* [WHAT IS EXPECTED] For every record that follows, write out the text exactly and omit the picture, if one is present.

* [INFORMATION SHOWN]
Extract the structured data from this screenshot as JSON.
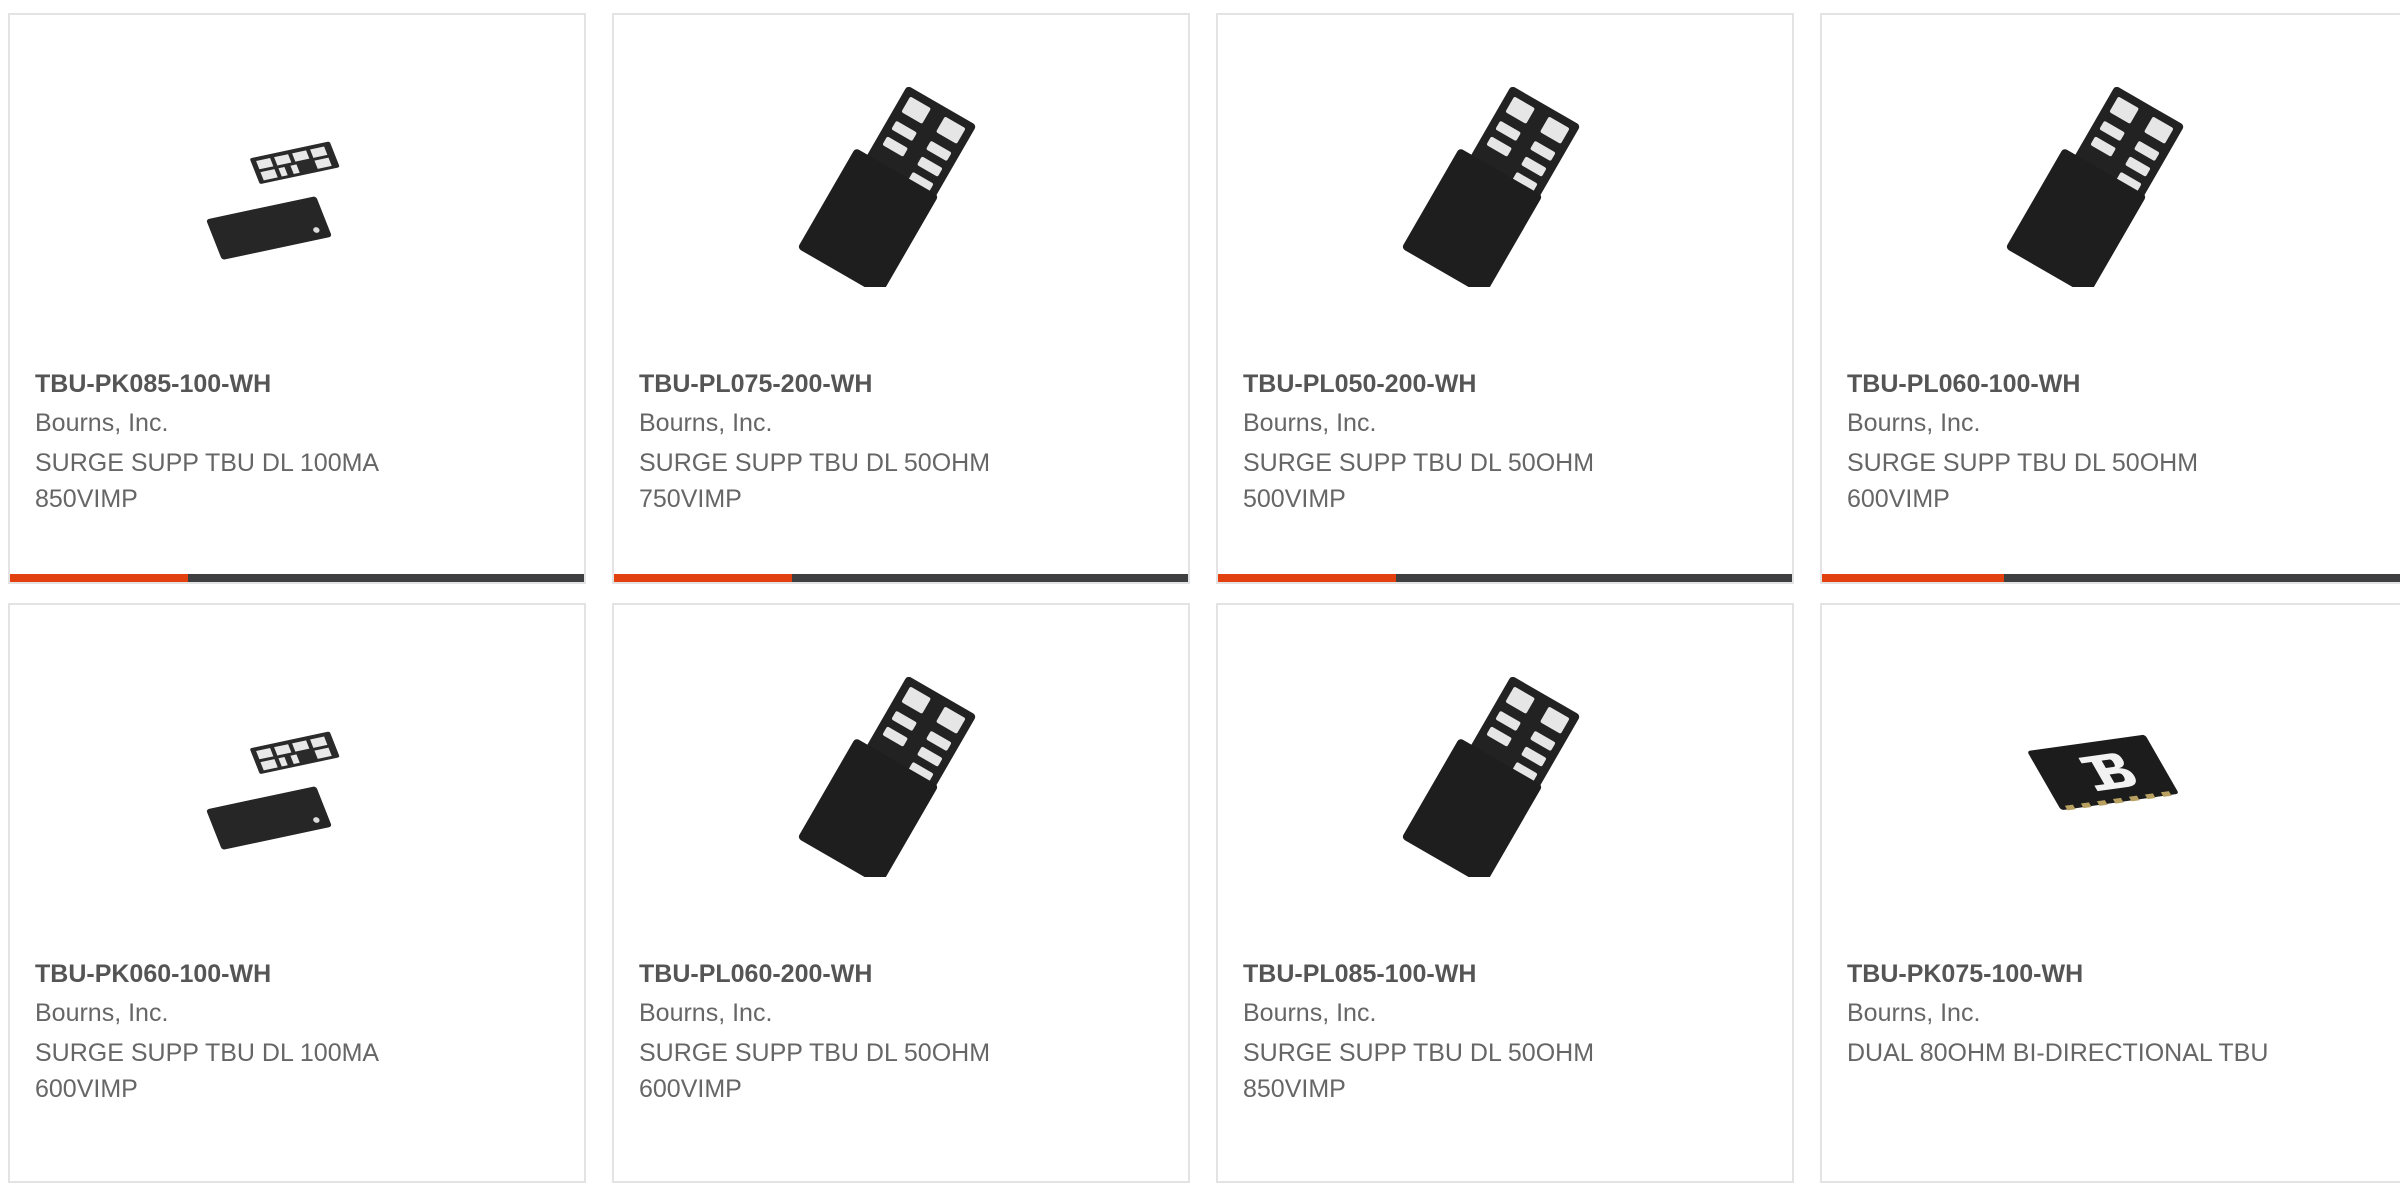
{
  "products": [
    {
      "part_number": "TBU-PK085-100-WH",
      "manufacturer": "Bourns, Inc.",
      "description": "SURGE SUPP TBU DL 100MA 850VIMP",
      "image_icon": "chip-pair-small-icon",
      "progress_fraction": 0.31
    },
    {
      "part_number": "TBU-PL075-200-WH",
      "manufacturer": "Bourns, Inc.",
      "description": "SURGE SUPP TBU DL 50OHM 750VIMP",
      "image_icon": "chip-pair-large-icon",
      "progress_fraction": 0.31
    },
    {
      "part_number": "TBU-PL050-200-WH",
      "manufacturer": "Bourns, Inc.",
      "description": "SURGE SUPP TBU DL 50OHM 500VIMP",
      "image_icon": "chip-pair-large-icon",
      "progress_fraction": 0.31
    },
    {
      "part_number": "TBU-PL060-100-WH",
      "manufacturer": "Bourns, Inc.",
      "description": "SURGE SUPP TBU DL 50OHM 600VIMP",
      "image_icon": "chip-pair-large-icon",
      "progress_fraction": 0.31
    },
    {
      "part_number": "TBU-PK060-100-WH",
      "manufacturer": "Bourns, Inc.",
      "description": "SURGE SUPP TBU DL 100MA 600VIMP",
      "image_icon": "chip-pair-small-icon"
    },
    {
      "part_number": "TBU-PL060-200-WH",
      "manufacturer": "Bourns, Inc.",
      "description": "SURGE SUPP TBU DL 50OHM 600VIMP",
      "image_icon": "chip-pair-large-icon"
    },
    {
      "part_number": "TBU-PL085-100-WH",
      "manufacturer": "Bourns, Inc.",
      "description": "SURGE SUPP TBU DL 50OHM 850VIMP",
      "image_icon": "chip-pair-large-icon"
    },
    {
      "part_number": "TBU-PK075-100-WH",
      "manufacturer": "Bourns, Inc.",
      "description": "DUAL 80OHM BI-DIRECTIONAL TBU",
      "image_icon": "chip-bourns-logo-icon"
    }
  ],
  "colors": {
    "accent": "#e2400e",
    "track": "#3d3f41",
    "border": "#e3e3e3",
    "part_text": "#555555",
    "body_text": "#666666"
  }
}
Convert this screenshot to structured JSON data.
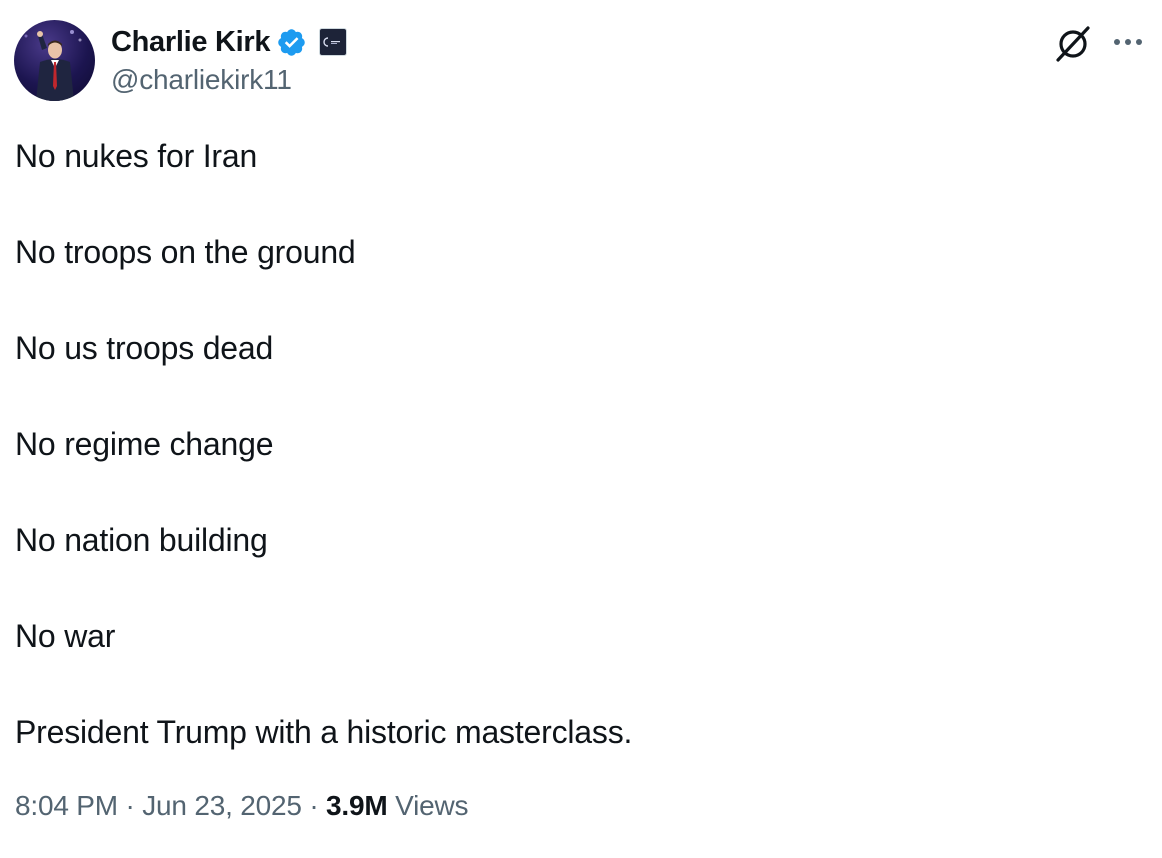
{
  "author": {
    "display_name": "Charlie Kirk",
    "handle": "@charliekirk11",
    "verified": true
  },
  "tweet": {
    "lines": [
      "No nukes for Iran",
      "No troops on the ground",
      "No us troops dead",
      "No regime change",
      "No nation building",
      "No war",
      "President Trump with a historic masterclass."
    ],
    "time": "8:04 PM",
    "separator": "·",
    "date": "Jun 23, 2025",
    "views_count": "3.9M",
    "views_label": "Views"
  },
  "icons": {
    "verified": "verified-badge-icon",
    "affiliate": "affiliate-badge-icon",
    "grok": "grok-icon",
    "more": "more-options-icon"
  },
  "colors": {
    "verified_blue": "#1d9bf0",
    "text_primary": "#0f1419",
    "text_secondary": "#536471"
  }
}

* [ANSWER TO THE EXERCISE]
Extract the structured data from this screenshot as JSON.
{
  "products": [
    {
      "part_number": "TBU-PK085-100-WH",
      "manufacturer": "Bourns, Inc.",
      "description": "SURGE SUPP TBU DL 100MA 850VIMP",
      "image_icon": "chip-pair-small-icon",
      "progress_fraction": 0.31
    },
    {
      "part_number": "TBU-PL075-200-WH",
      "manufacturer": "Bourns, Inc.",
      "description": "SURGE SUPP TBU DL 50OHM 750VIMP",
      "image_icon": "chip-pair-large-icon",
      "progress_fraction": 0.31
    },
    {
      "part_number": "TBU-PL050-200-WH",
      "manufacturer": "Bourns, Inc.",
      "description": "SURGE SUPP TBU DL 50OHM 500VIMP",
      "image_icon": "chip-pair-large-icon",
      "progress_fraction": 0.31
    },
    {
      "part_number": "TBU-PL060-100-WH",
      "manufacturer": "Bourns, Inc.",
      "description": "SURGE SUPP TBU DL 50OHM 600VIMP",
      "image_icon": "chip-pair-large-icon",
      "progress_fraction": 0.31
    },
    {
      "part_number": "TBU-PK060-100-WH",
      "manufacturer": "Bourns, Inc.",
      "description": "SURGE SUPP TBU DL 100MA 600VIMP",
      "image_icon": "chip-pair-small-icon"
    },
    {
      "part_number": "TBU-PL060-200-WH",
      "manufacturer": "Bourns, Inc.",
      "description": "SURGE SUPP TBU DL 50OHM 600VIMP",
      "image_icon": "chip-pair-large-icon"
    },
    {
      "part_number": "TBU-PL085-100-WH",
      "manufacturer": "Bourns, Inc.",
      "description": "SURGE SUPP TBU DL 50OHM 850VIMP",
      "image_icon": "chip-pair-large-icon"
    },
    {
      "part_number": "TBU-PK075-100-WH",
      "manufacturer": "Bourns, Inc.",
      "description": "DUAL 80OHM BI-DIRECTIONAL TBU",
      "image_icon": "chip-bourns-logo-icon"
    }
  ],
  "colors": {
    "accent": "#e2400e",
    "track": "#3d3f41",
    "border": "#e3e3e3",
    "part_text": "#555555",
    "body_text": "#666666"
  }
}
Convert this screenshot to structured JSON data.
{
  "author": {
    "display_name": "Charlie Kirk",
    "handle": "@charliekirk11",
    "verified": true
  },
  "tweet": {
    "lines": [
      "No nukes for Iran",
      "No troops on the ground",
      "No us troops dead",
      "No regime change",
      "No nation building",
      "No war",
      "President Trump with a historic masterclass."
    ],
    "time": "8:04 PM",
    "separator": "·",
    "date": "Jun 23, 2025",
    "views_count": "3.9M",
    "views_label": "Views"
  },
  "icons": {
    "verified": "verified-badge-icon",
    "affiliate": "affiliate-badge-icon",
    "grok": "grok-icon",
    "more": "more-options-icon"
  },
  "colors": {
    "verified_blue": "#1d9bf0",
    "text_primary": "#0f1419",
    "text_secondary": "#536471"
  }
}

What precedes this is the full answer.